Join Maximiliano Firtman for an in-depth discussion in this video Speed index, part of Learning Enterprise Web Application Performance.
- [Presenter] It's time to talk about a very important metric in terms of perception and web performance: speed index. When we are talking about perception and the milestone that we have already covered in this course, sometimes two apps might have same metrics on milestones. But one of the apps feels faster than the other one. For example, two apps might load the ATF content in exactly 1.5 seconds, so both are loading the content in one dot five seconds.
But the question is how and when that content was rendered on the screen. So we can feel it faster or slower. So a speed index defines how much blank content the user has seen on the screen during the loading process. And of course, we don't want the user to see too much blank content. So that leads to speed index, also known as perception speed index. It's a metric that was created by WebPagetest in 2012, so from the tool but now it's available also on other tools.
It indicates how quickly visible parts of the content of a page, above the fold, are populated. So how quickly the website is being rendered. It calculates basically the visual progress of your canvas on a timeline based on filmstrip screenshots. The value is just a numeric value, so it can be 1,000, 5,000, 10,000, 20,000. Usually it's around thousands.

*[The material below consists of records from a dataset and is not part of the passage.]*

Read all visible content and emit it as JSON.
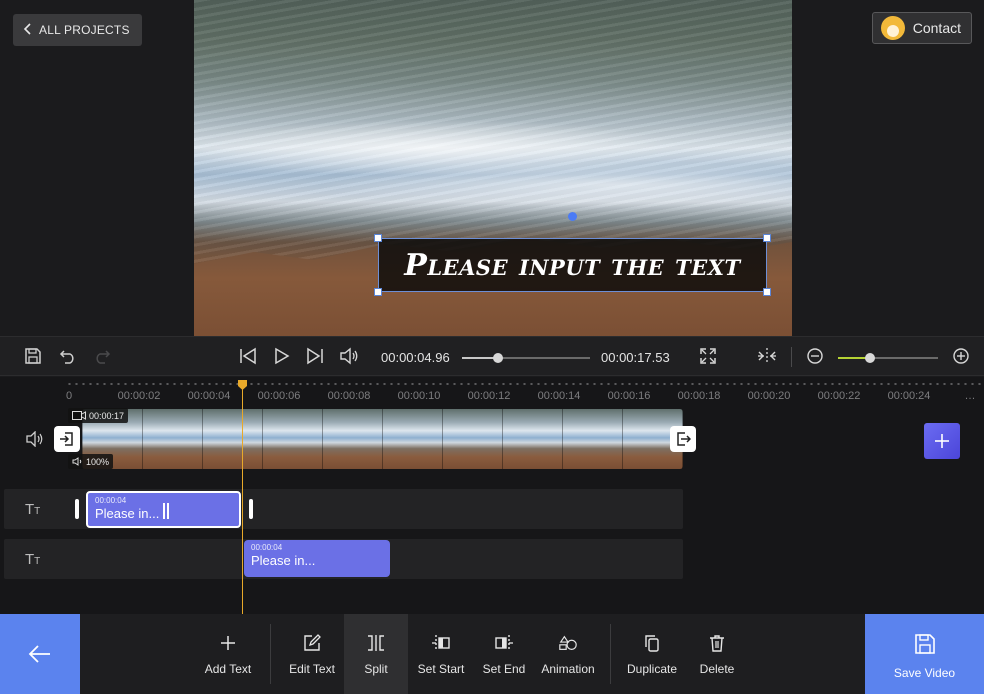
{
  "header": {
    "back_label": "ALL PROJECTS",
    "contact_label": "Contact"
  },
  "preview": {
    "overlay_text": "Please input the text"
  },
  "player": {
    "current_time": "00:00:04.96",
    "duration": "00:00:17.53",
    "progress": 0.283,
    "zoom_level": 0.32
  },
  "timeline": {
    "ruler_labels": [
      "0",
      "00:00:02",
      "00:00:04",
      "00:00:06",
      "00:00:08",
      "00:00:10",
      "00:00:12",
      "00:00:14",
      "00:00:16",
      "00:00:18",
      "00:00:20",
      "00:00:22",
      "00:00:24"
    ],
    "video_clip": {
      "duration": "00:00:17",
      "volume": "100%"
    },
    "text_clips": [
      {
        "time": "00:00:04",
        "label": "Please in..."
      },
      {
        "time": "00:00:04",
        "label": "Please in..."
      }
    ]
  },
  "toolbar": {
    "tools": [
      {
        "label": "Add Text",
        "icon": "plus-icon"
      },
      {
        "label": "Edit Text",
        "icon": "edit-icon"
      },
      {
        "label": "Split",
        "icon": "split-icon"
      },
      {
        "label": "Set Start",
        "icon": "set-start-icon"
      },
      {
        "label": "Set End",
        "icon": "set-end-icon"
      },
      {
        "label": "Animation",
        "icon": "animation-icon"
      },
      {
        "label": "Duplicate",
        "icon": "duplicate-icon"
      },
      {
        "label": "Delete",
        "icon": "trash-icon"
      }
    ],
    "save_label": "Save Video"
  },
  "colors": {
    "accent": "#5b83ee",
    "clip": "#6b70e6",
    "playhead": "#e8a92a",
    "zoom_fill": "#b5d334"
  }
}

It's viewport dependent, so that means that you will not get the same speed index on a mobile device, on a tablet, on the same mobile device, on landscape, or on a desktop.
So we can calculate more than one speed index. The idea is to get the minimum possible value here because it measures the blank content. How much blank the user is seeing on the screen. Usually a 1,500 speed index is the goal. So if you are around 1,500 that means your website feels fast enough. Just to give you an idea, a non-optimized website or web app usually is around 15,000 so in an optimized one it's around 1,500.
So how to calculate speed index. We take screenshots over the timeline, for example, using the filmstrip view that we have on some tools. Then we define the last screenshot as 100%, so that's the final result. Then we go back on each screenshot and calculate the percentage of completeness and we do a graph with that. For example, here we can see the visual progress graph over amazon.com.
So you can see on the x-axis, we're talking about time in seconds. And on the y-axis, we're talking about visual progress in percentage. So it will always go from zero to 100. And of course at the end, the graphed line will always end at 100, and it always is start at zero. And the idea is that here we will see at different seconds in the timeline, the percentage of completeness.
So we can see that here, at two seconds, 25% of the website was rendered. We're just talking about the ATF content here. Then 63% of the content was rendered at 2.7 seconds, and finally 99% of the final content was rendered at eight seconds. So this is the graph. Speed index measures the area above the curve, so basically here it's that area.
So that's basically how much blank the user has seen on the screen during the loading process. Here we have two examples that both loads in five seconds. So they have the same base load time. Five seconds. But one feels faster. So because if you look at the graph, the second one starts render at two seconds, and the first one is rendering something but just 2% at three seconds.
So again, both look the same if you just take milestone timings, but when we are looking at the speed index, one is better than the other. For example, this is the first one. You can see that the first one has this graph, and remember we are measuring the area above the line. And on the next one, we can see that that area is smaller because we have more content in less time.
Even if we are still talking about the same five seconds. So typically there are two kinds of lines here when you're doing this graph. And optimized websites and web apps look like this. They start rendering nothing and the curve goes like this. So if you have something like this, it means you are not optimized. So we don't want this We want something like this. We want to render as much as possible as soon as possible.
So we want these kind of graphs. So sometimes it's about rearranging on the HTML or changing priorities. And of course, later in this course, we will talk more about that. How to improve this, how to get the better speed index. But now we need to understand what the speed index is, and why is it so important when we are talking about perception and performance. So then our goal is to have a speed index of 1,500. That's an acceptable amount of blank the user sees when loading the page.
If we have a higher value, then there is room for improvement.
- Web performance optimization (WPO)
- Charts and metrics for measuring performance
- Measuring performance on different platforms and networks
- Measuring tools
- Optimizing networks, parsing, rendering, and images
- Improving recurrent user performance and interactions